═══ SOURCE RECORDS

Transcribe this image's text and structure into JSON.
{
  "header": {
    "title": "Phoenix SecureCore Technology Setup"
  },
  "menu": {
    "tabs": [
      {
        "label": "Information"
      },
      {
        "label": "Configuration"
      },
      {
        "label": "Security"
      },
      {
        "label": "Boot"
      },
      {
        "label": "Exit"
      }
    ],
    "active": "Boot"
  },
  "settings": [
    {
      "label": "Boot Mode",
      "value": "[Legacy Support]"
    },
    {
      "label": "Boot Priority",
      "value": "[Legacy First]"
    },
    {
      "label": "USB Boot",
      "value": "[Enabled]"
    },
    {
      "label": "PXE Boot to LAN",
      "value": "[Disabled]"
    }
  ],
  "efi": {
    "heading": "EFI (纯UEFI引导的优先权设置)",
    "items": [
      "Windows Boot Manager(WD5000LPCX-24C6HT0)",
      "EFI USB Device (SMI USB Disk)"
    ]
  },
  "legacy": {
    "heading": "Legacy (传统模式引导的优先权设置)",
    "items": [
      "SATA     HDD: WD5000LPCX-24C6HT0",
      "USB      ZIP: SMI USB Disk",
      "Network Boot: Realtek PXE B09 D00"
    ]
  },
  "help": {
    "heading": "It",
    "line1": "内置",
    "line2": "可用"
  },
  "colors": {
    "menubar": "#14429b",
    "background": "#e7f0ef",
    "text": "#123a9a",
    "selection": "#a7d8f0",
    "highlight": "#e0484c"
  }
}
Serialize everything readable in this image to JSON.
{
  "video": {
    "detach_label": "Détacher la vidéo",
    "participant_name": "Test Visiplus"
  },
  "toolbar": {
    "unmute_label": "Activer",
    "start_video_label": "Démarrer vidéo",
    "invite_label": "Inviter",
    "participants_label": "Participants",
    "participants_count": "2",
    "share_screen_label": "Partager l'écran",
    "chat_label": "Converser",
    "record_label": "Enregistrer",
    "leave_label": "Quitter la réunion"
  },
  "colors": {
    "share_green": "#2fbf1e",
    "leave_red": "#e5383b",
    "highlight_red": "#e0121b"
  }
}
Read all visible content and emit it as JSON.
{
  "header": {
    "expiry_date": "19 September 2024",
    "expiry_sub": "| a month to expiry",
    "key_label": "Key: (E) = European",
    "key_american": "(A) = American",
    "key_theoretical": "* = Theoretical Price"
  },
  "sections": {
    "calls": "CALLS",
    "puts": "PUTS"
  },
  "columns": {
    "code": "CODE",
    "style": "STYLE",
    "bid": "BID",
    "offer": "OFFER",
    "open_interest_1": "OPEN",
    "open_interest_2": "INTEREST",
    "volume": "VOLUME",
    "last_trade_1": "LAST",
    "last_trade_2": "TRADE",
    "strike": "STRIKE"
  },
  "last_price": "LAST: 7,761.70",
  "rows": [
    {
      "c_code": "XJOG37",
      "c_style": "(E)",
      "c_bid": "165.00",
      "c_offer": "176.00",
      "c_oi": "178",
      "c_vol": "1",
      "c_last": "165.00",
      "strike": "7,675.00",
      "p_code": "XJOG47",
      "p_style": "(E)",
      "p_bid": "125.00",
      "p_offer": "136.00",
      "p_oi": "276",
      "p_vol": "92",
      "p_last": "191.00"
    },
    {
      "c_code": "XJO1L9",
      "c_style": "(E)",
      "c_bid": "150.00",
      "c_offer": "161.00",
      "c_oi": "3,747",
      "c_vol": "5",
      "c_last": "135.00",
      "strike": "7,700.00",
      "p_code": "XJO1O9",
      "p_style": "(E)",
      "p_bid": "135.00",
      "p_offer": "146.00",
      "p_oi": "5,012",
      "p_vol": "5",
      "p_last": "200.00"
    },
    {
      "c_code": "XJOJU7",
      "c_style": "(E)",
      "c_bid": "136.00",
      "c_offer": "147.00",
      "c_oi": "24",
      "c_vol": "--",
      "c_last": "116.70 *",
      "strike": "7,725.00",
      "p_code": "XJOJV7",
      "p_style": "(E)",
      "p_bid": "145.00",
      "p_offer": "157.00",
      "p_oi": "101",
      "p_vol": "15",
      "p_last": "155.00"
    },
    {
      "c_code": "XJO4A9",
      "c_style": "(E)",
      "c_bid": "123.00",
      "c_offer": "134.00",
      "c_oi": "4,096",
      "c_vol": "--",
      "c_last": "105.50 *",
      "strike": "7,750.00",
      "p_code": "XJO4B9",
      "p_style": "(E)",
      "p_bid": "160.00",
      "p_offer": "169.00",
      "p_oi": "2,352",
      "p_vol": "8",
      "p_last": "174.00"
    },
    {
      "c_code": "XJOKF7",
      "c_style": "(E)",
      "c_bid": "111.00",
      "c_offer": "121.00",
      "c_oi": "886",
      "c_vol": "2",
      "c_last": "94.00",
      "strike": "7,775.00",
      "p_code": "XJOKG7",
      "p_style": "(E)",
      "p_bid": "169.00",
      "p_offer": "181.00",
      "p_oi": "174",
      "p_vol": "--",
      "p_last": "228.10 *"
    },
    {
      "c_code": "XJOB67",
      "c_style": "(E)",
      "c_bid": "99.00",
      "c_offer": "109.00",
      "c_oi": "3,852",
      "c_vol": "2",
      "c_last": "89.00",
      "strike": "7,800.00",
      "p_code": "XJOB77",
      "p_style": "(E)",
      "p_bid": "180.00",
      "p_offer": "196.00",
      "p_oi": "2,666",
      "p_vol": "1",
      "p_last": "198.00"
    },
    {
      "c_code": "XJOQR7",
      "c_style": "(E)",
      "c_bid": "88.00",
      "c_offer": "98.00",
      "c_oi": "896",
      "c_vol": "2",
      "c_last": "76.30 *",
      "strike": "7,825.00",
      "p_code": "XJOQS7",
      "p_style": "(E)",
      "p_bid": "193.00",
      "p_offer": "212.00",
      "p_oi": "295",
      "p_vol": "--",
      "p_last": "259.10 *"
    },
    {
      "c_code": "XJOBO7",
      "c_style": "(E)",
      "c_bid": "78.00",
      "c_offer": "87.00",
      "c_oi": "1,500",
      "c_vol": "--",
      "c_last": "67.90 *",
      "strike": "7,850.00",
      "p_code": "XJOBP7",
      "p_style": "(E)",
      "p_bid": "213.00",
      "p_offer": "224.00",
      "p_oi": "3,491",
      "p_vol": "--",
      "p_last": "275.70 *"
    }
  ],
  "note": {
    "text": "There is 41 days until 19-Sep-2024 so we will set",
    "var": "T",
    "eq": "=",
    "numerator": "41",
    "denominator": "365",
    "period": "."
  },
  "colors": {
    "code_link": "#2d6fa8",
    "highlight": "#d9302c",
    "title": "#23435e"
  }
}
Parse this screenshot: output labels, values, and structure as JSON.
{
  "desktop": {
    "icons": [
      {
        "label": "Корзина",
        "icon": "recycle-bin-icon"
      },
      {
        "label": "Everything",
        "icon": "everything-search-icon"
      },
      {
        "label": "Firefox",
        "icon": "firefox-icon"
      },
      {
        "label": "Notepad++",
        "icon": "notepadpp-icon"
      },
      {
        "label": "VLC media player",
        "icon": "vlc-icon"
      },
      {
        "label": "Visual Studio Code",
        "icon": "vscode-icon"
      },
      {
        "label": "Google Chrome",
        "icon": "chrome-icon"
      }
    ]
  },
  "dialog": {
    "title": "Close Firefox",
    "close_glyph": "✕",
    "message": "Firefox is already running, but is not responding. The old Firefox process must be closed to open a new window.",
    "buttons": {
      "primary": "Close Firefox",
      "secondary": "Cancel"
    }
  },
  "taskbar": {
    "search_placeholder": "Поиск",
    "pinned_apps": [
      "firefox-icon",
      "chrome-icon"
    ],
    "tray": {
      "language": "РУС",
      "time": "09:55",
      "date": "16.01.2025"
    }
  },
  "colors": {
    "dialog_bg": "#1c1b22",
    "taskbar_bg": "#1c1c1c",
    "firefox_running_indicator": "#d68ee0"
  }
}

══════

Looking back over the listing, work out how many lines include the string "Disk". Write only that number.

2